1import pandas as pd
2from sklearn.feature_extraction.text import TfidfVectorizer
3from sklearn.pipeline import Pipeline, make_pipeline, FeatureUnion
4from sklearn.linear_model import Perceptron
6def LoadData(fileName):
7    data = pd.read_csv(fileName, sep=’\t’, error_bad_lines=False)
8    return data.iloc[:,1],data.iloc[:,0]
10# Load daa
11dataTrain, labelTrain = LoadData(train_file)
13# Create pipeline
14wg = make_pipeline(TfidfVectorizer(analyzer=’word’, ngram_range = (1,2)))
15cg = make_pipeline(TfidfVectorizer(analyzer=’char’, ngram_range = (1,3)))
17sk_ppl = Pipeline([
18   (’union’, FeatureUnion(
19             transformer_list=[(’wordg’,wg), (’charg’,cg)])),
20   (’ap’, Perceptron())])
22# Train,labelTrain)
Figure 14. Amazon pipeline implemented in Scikit-learn.
1import h2o
2from h2o.estimators.word2vec import Word2vecEstimator
3from h2o.estimators.glm import GeneralizedLinearEstimator
5h2o.init(nthreads=n_thread, min_mem_size=’20g’)
7# Load data
8dataTrain = h2o.import_file(train_file,header = 1, sep = "\t")
10def tokenize(sentences):
11    tokenized = sentences.tokenize("\\W+")
12    return tokenized
14# Create featurization pipeline
15wordsTrain = tokenize(dataTrain["text"])
16w2v_model = Word2vecEstimator(sent_sample_rate = 0.0, epochs = 5)
18# Train featurizer
21# Create model pipeline
22wordsTrain_vecs = w2v_model.transform(wordsTrain, aggregate_method = "AVERAGE")
23dataTrain = dataTrain.cbind(wordsTrain_vecs)
24glm_model = GeneralizedLinearEstimator(family= "binomial", lambda_ = 0, compute_p_values = True)
26# Train
27glm_model.train(wordsTrain_vecs.names, ’Label’, dataTrain)
Figure 15. Amazon pipeline implemented in H20.

Flight Delay. Here we pre-process all the feature columns into numeric values and we compare the performance of a single operator in ML.NET/NimbusML-DV/NimbusML-DF versus Sklearn/H2O without a pipeline (LightGBM vs GradientBoosting). The NimbusML, Scikit-learn and H20 pipelines are reported in Figure 16, Figure 17, and Figure 18, respectively.

Scale-up Experiments For this set of experiments we used the exact same scripts introduced above, except that we properly change the n_thread parameter to set the number of used cores.

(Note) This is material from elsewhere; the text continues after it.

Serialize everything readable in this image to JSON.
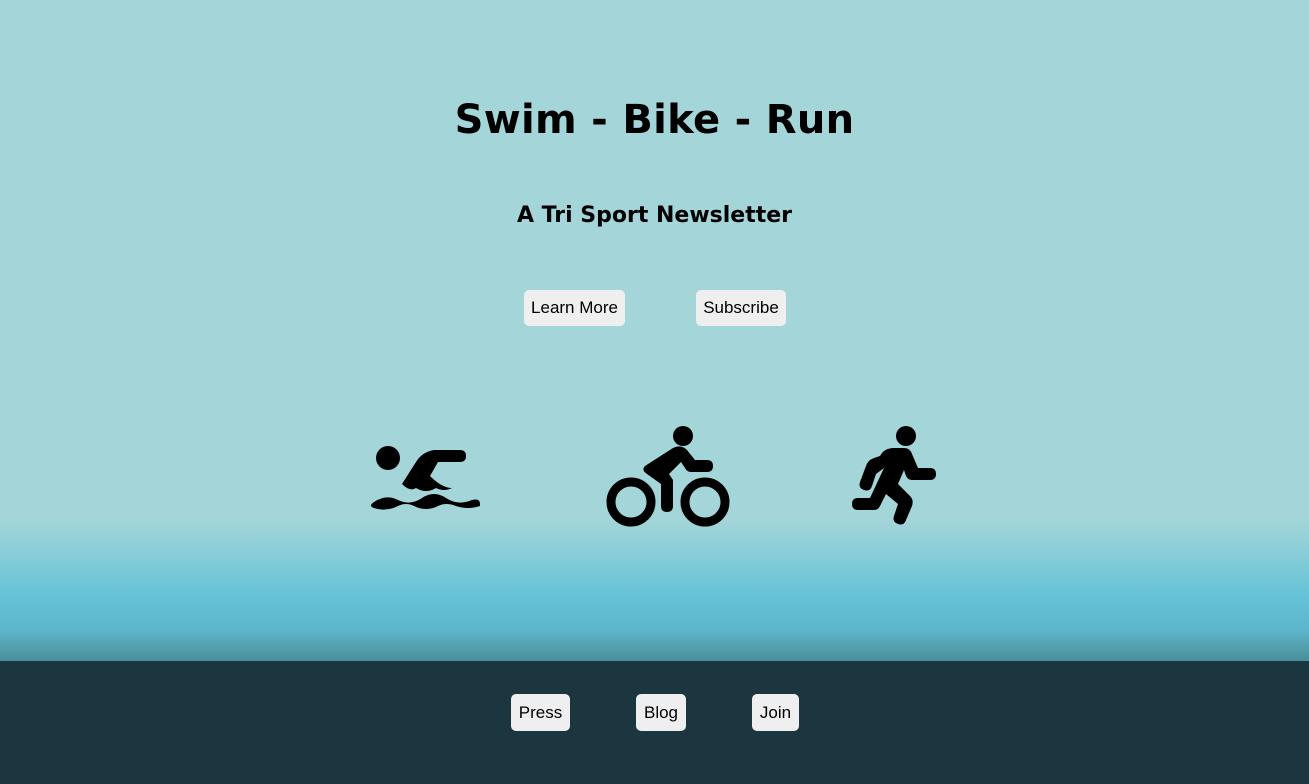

1import pandas as pd
2from nimbusml.ensemble import LightGbmRegressor
4# Load data
5df_train = pd.read_csv(train_file, header = None)
6df_train.columns = df_train.columns.astype(str)

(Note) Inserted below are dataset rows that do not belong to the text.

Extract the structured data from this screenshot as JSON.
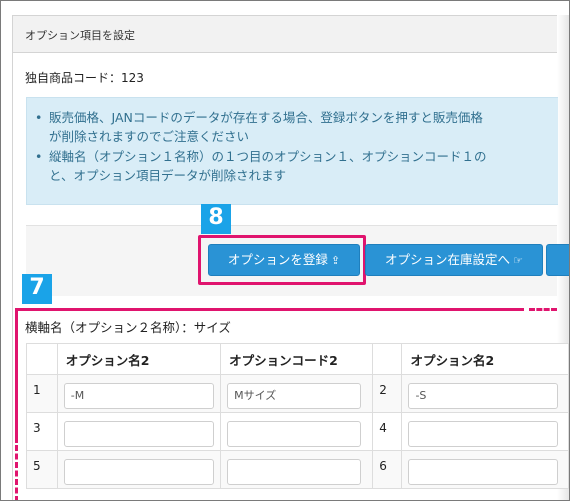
{
  "panel": {
    "title": "オプション項目を設定"
  },
  "product": {
    "code_label": "独自商品コード：123"
  },
  "info": {
    "items": [
      {
        "line1": "販売価格、JANコードのデータが存在する場合、登録ボタンを押すと販売価格",
        "line2": "が削除されますのでご注意ください"
      },
      {
        "line1": "縦軸名（オプション１名称）の１つ目のオプション１、オプションコード１の",
        "line2": "と、オプション項目データが削除されます"
      }
    ]
  },
  "buttons": {
    "register": "オプションを登録",
    "stock": "オプション在庫設定へ"
  },
  "badges": {
    "b8": "8",
    "b7": "7"
  },
  "axis": {
    "horizontal_label": "横軸名（オプション２名称）：サイズ"
  },
  "table": {
    "headers": [
      "オプション名2",
      "オプションコード2",
      "オプション名2"
    ],
    "rows": [
      {
        "num_left": "1",
        "name": "-M",
        "code": "Mサイズ",
        "num_right": "2",
        "name_right": "-S"
      },
      {
        "num_left": "3",
        "name": "",
        "code": "",
        "num_right": "4",
        "name_right": ""
      },
      {
        "num_left": "5",
        "name": "",
        "code": "",
        "num_right": "6",
        "name_right": ""
      }
    ]
  },
  "colors": {
    "primary_button": "#2a93d5",
    "highlight": "#e0146e",
    "badge": "#1aa3e8",
    "info_bg": "#d9edf7"
  }
}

8# Create pipeline
9nimbus_m = LightGbmRegressor()
11# Train[:,1:], df_train.iloc[:,0],parallel = n_thread)
Figure 16. Flight Delay pipeline implemented in NimbusML using the Data Frame API.
1import pandas as pd

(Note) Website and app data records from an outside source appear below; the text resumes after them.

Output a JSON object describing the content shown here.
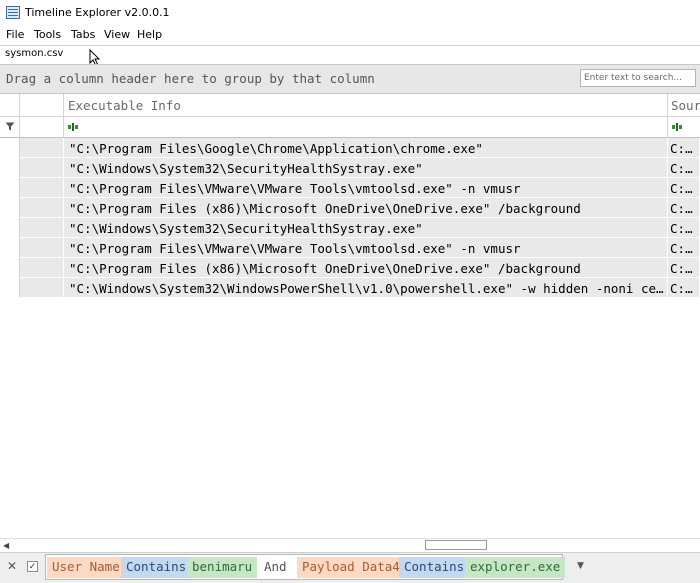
{
  "window": {
    "title": "Timeline Explorer v2.0.0.1",
    "icon": "app-grid-icon"
  },
  "menu": {
    "items": [
      {
        "label": "File"
      },
      {
        "label": "Tools"
      },
      {
        "label": "Tabs"
      },
      {
        "label": "View"
      },
      {
        "label": "Help"
      }
    ]
  },
  "tabs": [
    {
      "label": "sysmon.csv"
    }
  ],
  "group_panel": {
    "hint": "Drag a column header here to group by that column"
  },
  "search": {
    "placeholder": "Enter text to search..."
  },
  "grid": {
    "columns": [
      {
        "label": ""
      },
      {
        "label": "Executable Info"
      },
      {
        "label": "Sourc"
      }
    ],
    "rows": [
      {
        "exec": "\"C:\\Program Files\\Google\\Chrome\\Application\\chrome.exe\"",
        "source": "C:\\U"
      },
      {
        "exec": "\"C:\\Windows\\System32\\SecurityHealthSystray.exe\"",
        "source": "C:\\U"
      },
      {
        "exec": "\"C:\\Program Files\\VMware\\VMware Tools\\vmtoolsd.exe\" -n vmusr",
        "source": "C:\\U"
      },
      {
        "exec": "\"C:\\Program Files (x86)\\Microsoft OneDrive\\OneDrive.exe\" /background",
        "source": "C:\\U"
      },
      {
        "exec": "\"C:\\Windows\\System32\\SecurityHealthSystray.exe\"",
        "source": "C:\\U"
      },
      {
        "exec": "\"C:\\Program Files\\VMware\\VMware Tools\\vmtoolsd.exe\" -n vmusr",
        "source": "C:\\U"
      },
      {
        "exec": "\"C:\\Program Files (x86)\\Microsoft OneDrive\\OneDrive.exe\" /background",
        "source": "C:\\U"
      },
      {
        "exec": "\"C:\\Windows\\System32\\WindowsPowerShell\\v1.0\\powershell.exe\" -w hidden -noni certutil",
        "source": "C:\\U"
      }
    ]
  },
  "filter": {
    "field1": "User Name",
    "op1": "Contains",
    "value1": "benimaru",
    "join": "And",
    "field2": "Payload Data4",
    "op2": "Contains",
    "value2": "explorer.exe"
  },
  "colors": {
    "field": "#fbd9c2",
    "operator": "#c3d9ef",
    "value": "#c6e6c6",
    "row": "#e9e9e9"
  }
}
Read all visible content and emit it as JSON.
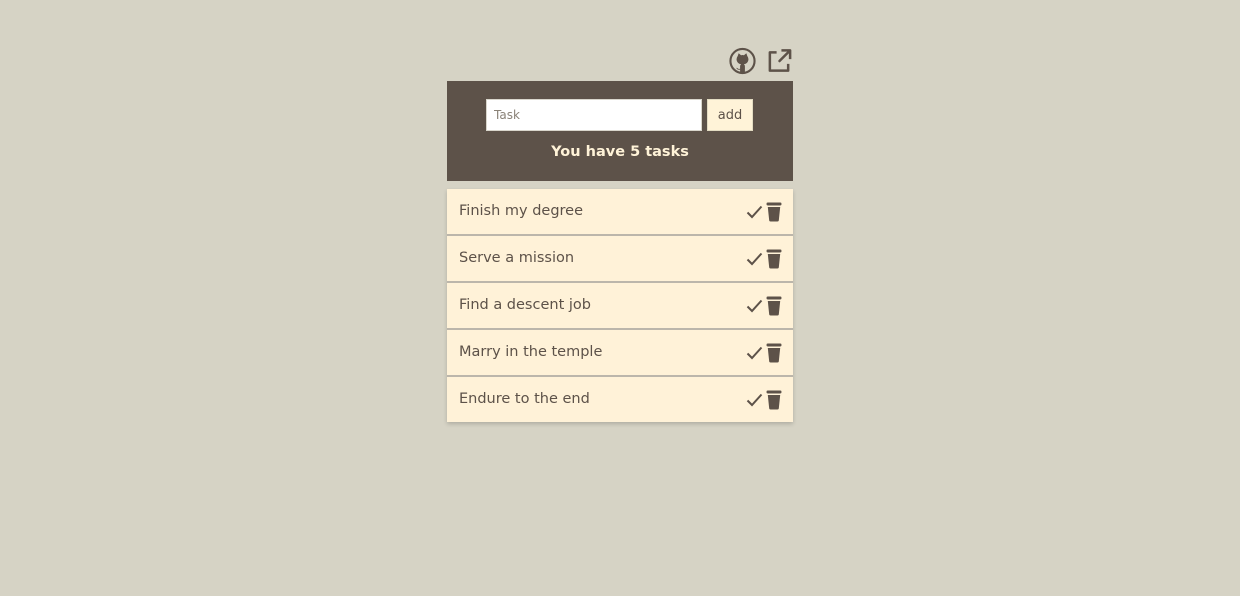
{
  "header_icons": [
    {
      "name": "github-icon"
    },
    {
      "name": "external-link-icon"
    }
  ],
  "form": {
    "input_value": "",
    "input_placeholder": "Task",
    "add_label": "add"
  },
  "summary": "You have 5 tasks",
  "tasks": [
    {
      "label": "Finish my degree"
    },
    {
      "label": "Serve a mission"
    },
    {
      "label": "Find a descent job"
    },
    {
      "label": "Marry in the temple"
    },
    {
      "label": "Endure to the end"
    }
  ],
  "row_icons": [
    "checkmark-icon",
    "trash-icon"
  ],
  "colors": {
    "background": "#d6d3c5",
    "panel": "#5d5249",
    "task_row": "#fff2d8",
    "accent_text": "#fff3d8",
    "text": "#5d5249"
  }
}
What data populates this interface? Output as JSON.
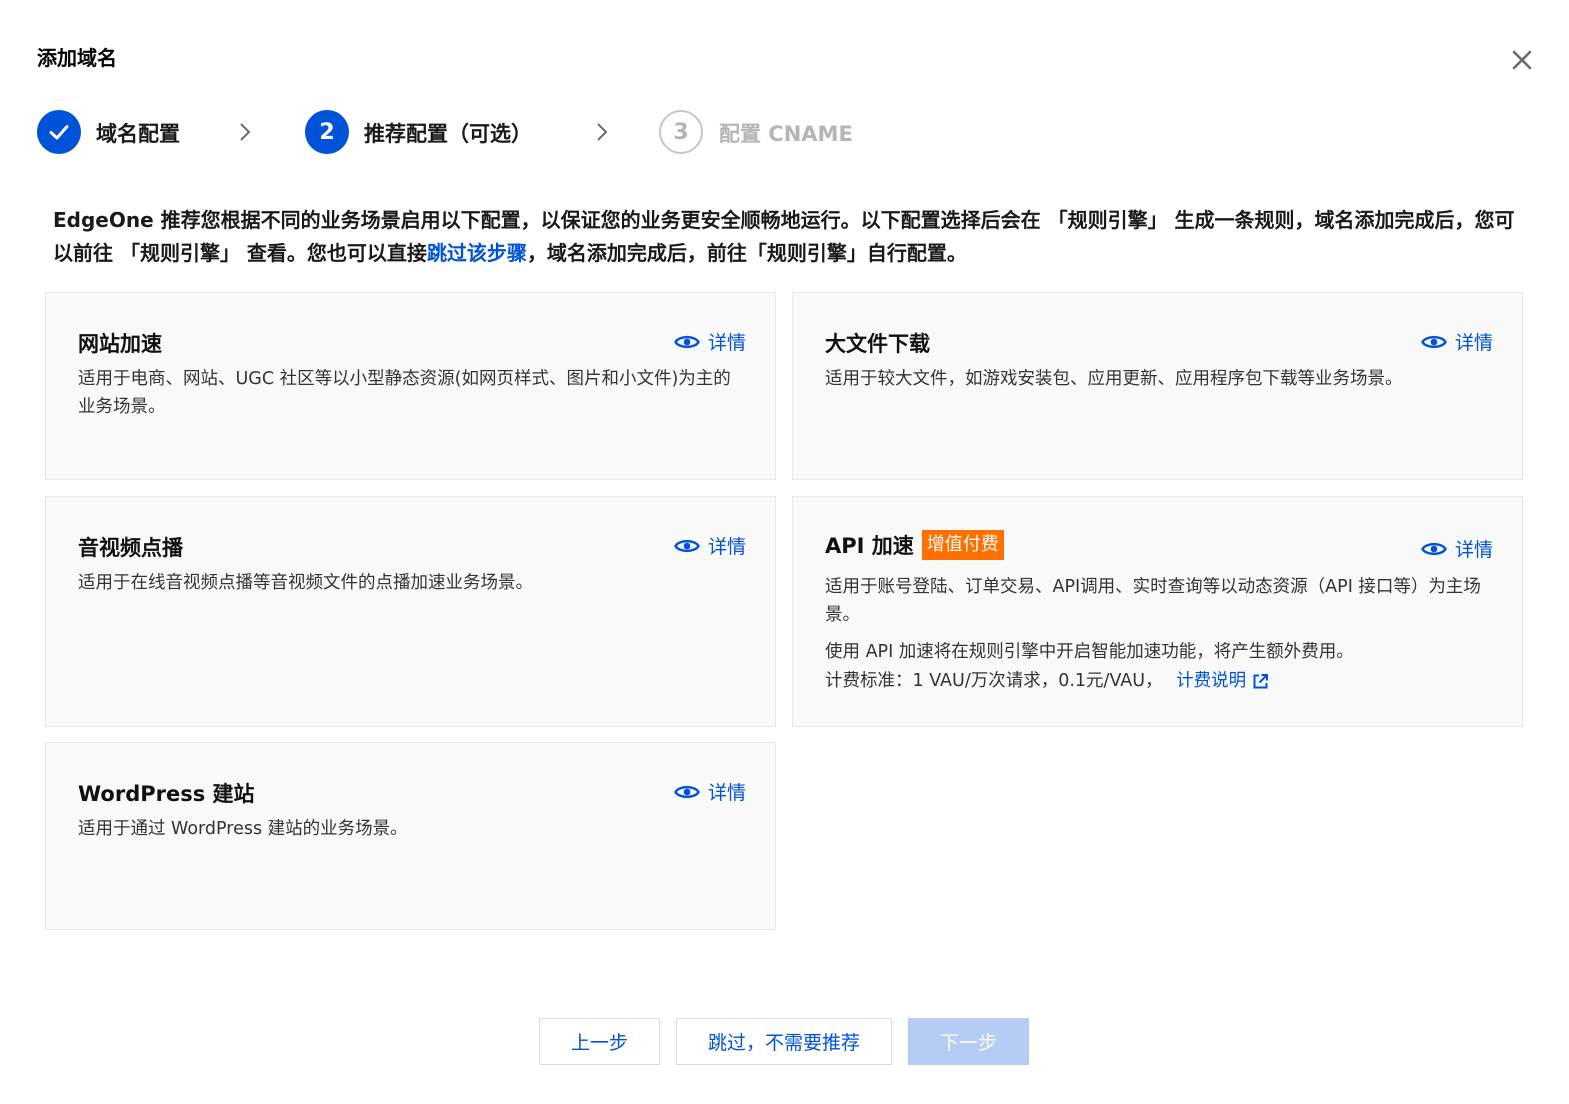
{
  "dialog": {
    "title": "添加域名",
    "close_icon": "close-icon"
  },
  "steps": [
    {
      "number": "1",
      "label": "域名配置",
      "state": "done",
      "icon": "check-icon"
    },
    {
      "number": "2",
      "label": "推荐配置（可选）",
      "state": "active"
    },
    {
      "number": "3",
      "label": "配置 CNAME",
      "state": "todo"
    }
  ],
  "intro": {
    "text_before": "EdgeOne 推荐您根据不同的业务场景启用以下配置，以保证您的业务更安全顺畅地运行。以下配置选择后会在 「规则引擎」 生成一条规则，域名添加完成后，您可以前往 「规则引擎」 查看。您也可以直接",
    "link_text": "跳过该步骤",
    "text_after": "，域名添加完成后，前往「规则引擎」自行配置。"
  },
  "cards": [
    {
      "title": "网站加速",
      "detail_label": "详情",
      "description": "适用于电商、网站、UGC 社区等以小型静态资源(如网页样式、图片和小文件)为主的业务场景。"
    },
    {
      "title": "大文件下载",
      "detail_label": "详情",
      "description": "适用于较大文件，如游戏安装包、应用更新、应用程序包下载等业务场景。"
    },
    {
      "title": "音视频点播",
      "detail_label": "详情",
      "description": "适用于在线音视频点播等音视频文件的点播加速业务场景。"
    },
    {
      "title": "API 加速",
      "badge": "增值付费",
      "detail_label": "详情",
      "description": "适用于账号登陆、订单交易、API调用、实时查询等以动态资源（API 接口等）为主场景。",
      "note": "使用 API 加速将在规则引擎中开启智能加速功能，将产生额外费用。",
      "pricing_text": "计费标准：1 VAU/万次请求，0.1元/VAU，",
      "pricing_link": "计费说明"
    },
    {
      "title": "WordPress 建站",
      "detail_label": "详情",
      "description": "适用于通过 WordPress 建站的业务场景。"
    }
  ],
  "footer": {
    "prev_label": "上一步",
    "skip_label": "跳过，不需要推荐",
    "next_label": "下一步"
  },
  "colors": {
    "primary": "#0052d9",
    "badge": "#ff7000",
    "disabled_button": "#b5cdf5"
  }
}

2from sklearn.ensemble import GradientBoostingRegressor
3from sklearn.metrics import mean_squared_error
5# Load data
6df_train = pd.read_csv(train_file, header = None)
7df_train.columns = df_train.columns.astype(str)
9# Create pipeline
10sklearn_m = GradientBoostingRegressor()
12# Train[:,1:], df_train.iloc[:,0])
Figure 17. Flight Delay pipeline in Scikit-learn.
1import h2o
2from h2o.estimators.gbm import H2OGradientBoostingEstimator
6# Load data
7dataTrain = h2o.import_file(train_file,header = 0)
9# Create pipeline
10response = "C1"
11features = ["C" + str(x) for x in range(2,41)]
12gbm = H2OGradientBoostingEstimator()
14# Train
15gbm.train(x=features, y=response, training_frame=dataTrain)
Figure 18. Flight Delay pipeline implemented in H20.